The Puma GT, GTE and GTS (convertible) proved the most popular versions, each produced using a Brazilian Volkswagen Karmann Ghia (and later Brasilia) floorpan as well as a VW 1500 (1600cc GTE) engine and drivetrain. While completed versions of the fiberglass car were built for its native country, exported units were shipped partially unassembled.
Needless to say, many of these Pumas have made it to our shores, now coveted by collectors and kit car aficionados alike. One such admirer is Dominick Cacioppo of Huntington Beach, Calif.
While vacationing in Brazil during Rio de Janeiro's festive Carnival, Cacioppo was immediately overwhelmed by the great number of Pumas...and Volkswagens in general. Pumas of various years and models practically littered the streets in every direction.
Prior to his return home, Cacioppo arranged the purchase and shipment of a yellow 1971 GTE. The car was rebuilt, driven and eventually sold in order to obtain his latest Puma acquisition, this red 1967 GTE.
After a year-long restoration process, which included every aspect of the vehicle, down to the smallest of details, Cacioppo now takes pleasure in cruising the beach, driving the car on a regular basis.
Appearing as cross between an Alpha Romero and a vintage Ferrari, the Puma sits with aggressive authority. Its fiberglass panels shine radiantly in multiple layers of Porsche Red paint with no less than three coats of clear. Equally lustrous are the front and rear chrome bumpers, door handles, window trim and hood-mounted Puma crest.
A dual light cluster in the front features standard 12-volt headlights, accented with small clear driving lights. Late model Bus taillights are used in the rear. A pair of color-matched accessory side mirrors rounds out exterior detail.
The body rests on a shortened Brasilia Station Wagon pan, featuring a Karmann-Ghia ball-joint front end. Standard shocks are fitted at each corner, as are Ghia disc/drum brakes. The fenders are nicely filled with a pair of original Puma six-spoke, 14-inch wheels wrapped with 175/250 front and rear tires.
Motivation for the wheels is derived via a Type I, 2054cc engine with dual 44 Weber carburetion. Bored to accept Cima 94mm pistons, the case also carries a SCAT 76 crank, an Eagle 140 cam (with 313 lift/424 duration) and a pair of custom-built, ported-and-polished, dual-port heads by Jeff Demiain. They feature stainless steel intake/exhaust valves with bronze guides and chromoly retainers. The case was also tapped for full-flow oil distribution and cooling. Machine chores were split between Kymco and Rimco, both Southern California premiere VW specialists.
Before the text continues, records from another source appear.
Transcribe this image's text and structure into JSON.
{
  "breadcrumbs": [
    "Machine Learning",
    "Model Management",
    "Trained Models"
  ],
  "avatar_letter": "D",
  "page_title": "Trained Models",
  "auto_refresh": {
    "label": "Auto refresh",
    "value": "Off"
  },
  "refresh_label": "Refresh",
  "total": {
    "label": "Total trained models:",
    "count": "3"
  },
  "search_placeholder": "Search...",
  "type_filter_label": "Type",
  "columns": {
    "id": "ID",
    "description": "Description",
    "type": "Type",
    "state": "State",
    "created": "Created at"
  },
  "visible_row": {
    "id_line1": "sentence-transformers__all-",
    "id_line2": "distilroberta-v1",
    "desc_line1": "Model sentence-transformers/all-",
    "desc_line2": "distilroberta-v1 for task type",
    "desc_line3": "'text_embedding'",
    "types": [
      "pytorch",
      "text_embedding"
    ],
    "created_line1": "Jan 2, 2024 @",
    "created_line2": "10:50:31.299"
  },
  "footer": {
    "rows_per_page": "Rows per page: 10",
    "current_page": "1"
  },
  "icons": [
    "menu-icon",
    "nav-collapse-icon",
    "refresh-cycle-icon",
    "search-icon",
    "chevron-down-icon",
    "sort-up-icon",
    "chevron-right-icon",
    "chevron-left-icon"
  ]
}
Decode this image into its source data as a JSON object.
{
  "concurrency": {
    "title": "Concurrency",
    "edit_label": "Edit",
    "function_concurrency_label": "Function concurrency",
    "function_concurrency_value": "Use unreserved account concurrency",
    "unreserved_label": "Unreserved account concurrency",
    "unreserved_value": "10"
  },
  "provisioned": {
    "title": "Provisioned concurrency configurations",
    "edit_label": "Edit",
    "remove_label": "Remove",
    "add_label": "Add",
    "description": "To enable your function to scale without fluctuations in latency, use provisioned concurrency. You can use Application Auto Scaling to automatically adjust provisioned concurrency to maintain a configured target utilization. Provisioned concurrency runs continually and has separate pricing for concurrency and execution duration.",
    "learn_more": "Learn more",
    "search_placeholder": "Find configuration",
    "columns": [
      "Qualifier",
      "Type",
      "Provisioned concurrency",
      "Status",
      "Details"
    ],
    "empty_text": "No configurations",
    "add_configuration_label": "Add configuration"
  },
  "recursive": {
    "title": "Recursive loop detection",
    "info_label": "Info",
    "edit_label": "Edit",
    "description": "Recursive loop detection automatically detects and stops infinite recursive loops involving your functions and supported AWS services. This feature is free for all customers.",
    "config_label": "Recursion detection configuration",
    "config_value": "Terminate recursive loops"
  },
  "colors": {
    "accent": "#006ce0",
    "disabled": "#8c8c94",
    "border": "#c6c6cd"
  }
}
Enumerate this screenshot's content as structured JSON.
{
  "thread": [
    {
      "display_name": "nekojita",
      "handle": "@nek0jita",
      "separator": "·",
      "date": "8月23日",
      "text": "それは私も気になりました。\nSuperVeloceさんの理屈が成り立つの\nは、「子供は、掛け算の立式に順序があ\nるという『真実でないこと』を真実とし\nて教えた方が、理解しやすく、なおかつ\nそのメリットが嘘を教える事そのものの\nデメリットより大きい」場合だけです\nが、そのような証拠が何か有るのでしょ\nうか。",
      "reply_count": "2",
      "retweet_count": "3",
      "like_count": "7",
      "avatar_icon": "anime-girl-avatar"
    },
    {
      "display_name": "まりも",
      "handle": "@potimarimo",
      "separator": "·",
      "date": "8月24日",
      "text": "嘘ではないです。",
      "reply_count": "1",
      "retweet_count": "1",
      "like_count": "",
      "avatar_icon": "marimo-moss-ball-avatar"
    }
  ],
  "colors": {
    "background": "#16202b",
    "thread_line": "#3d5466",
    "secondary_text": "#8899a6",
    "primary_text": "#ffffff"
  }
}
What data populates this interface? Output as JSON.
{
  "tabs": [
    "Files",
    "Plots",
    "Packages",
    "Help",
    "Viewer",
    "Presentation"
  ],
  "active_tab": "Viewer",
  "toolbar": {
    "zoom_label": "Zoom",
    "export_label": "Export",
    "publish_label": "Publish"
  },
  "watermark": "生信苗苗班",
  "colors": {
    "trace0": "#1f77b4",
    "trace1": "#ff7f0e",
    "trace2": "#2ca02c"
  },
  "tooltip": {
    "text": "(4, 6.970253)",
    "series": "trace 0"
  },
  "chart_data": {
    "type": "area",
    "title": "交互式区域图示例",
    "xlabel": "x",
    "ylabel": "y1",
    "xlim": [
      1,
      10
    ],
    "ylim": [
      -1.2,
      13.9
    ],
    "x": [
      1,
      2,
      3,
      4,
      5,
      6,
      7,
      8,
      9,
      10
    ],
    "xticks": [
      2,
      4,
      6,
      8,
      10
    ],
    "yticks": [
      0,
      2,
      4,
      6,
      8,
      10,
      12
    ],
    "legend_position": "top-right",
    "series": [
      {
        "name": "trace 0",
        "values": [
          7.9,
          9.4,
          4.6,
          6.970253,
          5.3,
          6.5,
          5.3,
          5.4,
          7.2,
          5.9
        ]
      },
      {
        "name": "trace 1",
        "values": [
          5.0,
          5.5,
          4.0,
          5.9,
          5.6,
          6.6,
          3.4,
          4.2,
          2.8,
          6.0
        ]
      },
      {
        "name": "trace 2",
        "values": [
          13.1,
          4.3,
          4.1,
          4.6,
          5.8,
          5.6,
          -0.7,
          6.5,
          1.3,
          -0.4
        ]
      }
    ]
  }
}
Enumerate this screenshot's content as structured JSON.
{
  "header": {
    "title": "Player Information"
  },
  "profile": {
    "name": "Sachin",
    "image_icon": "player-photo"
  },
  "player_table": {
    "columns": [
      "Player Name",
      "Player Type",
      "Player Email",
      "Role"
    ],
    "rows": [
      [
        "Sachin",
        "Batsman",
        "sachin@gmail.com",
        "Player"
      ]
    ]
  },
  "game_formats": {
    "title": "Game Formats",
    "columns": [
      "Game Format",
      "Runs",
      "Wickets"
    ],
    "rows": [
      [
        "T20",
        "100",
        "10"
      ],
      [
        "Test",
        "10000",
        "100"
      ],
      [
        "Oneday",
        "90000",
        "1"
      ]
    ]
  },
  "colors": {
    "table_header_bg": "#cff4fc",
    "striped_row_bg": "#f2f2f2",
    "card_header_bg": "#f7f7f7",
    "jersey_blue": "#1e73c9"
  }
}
As stated, fuel is consumed via dual Weber 44s, using Bug Pack linkage and the company's tall manifolds.
The twin tip exhaust is comprised of a ceramic Dyno Tune system with custom 1 5/8-inch AL headers.
Lastly, the VW drivetrain features a '67 Type-I transmission, rebuilt by Darren Gurrola of C.B. Performance. A Kennedy 1700 clutch is mated to a lightened eight-dowell flywheel for smooth and confident shifting.
The interior is a representation of all Pumas, simple yet well refined. A pair of sporty bucket seats set the tone, covered in subtle black leather. Other leather accents are seen on the dash and door panel trim. In addition to its various gauges and controls, the black semi-flat dash features an original Puma-emblazoned steering wheel.
Not original is the 100-watt Sony X-Plode audio system, complete with an array of appropriately placed speakers.
A member of the Puma Club of North America, Cacioppo delights in the fact that he plays an active roll as a Puma owner and core enthusiast. For Cacioppo and others who share his sentiments, there is no better vintage racer. As such, they carry on the tradition and the legacy that is Puma.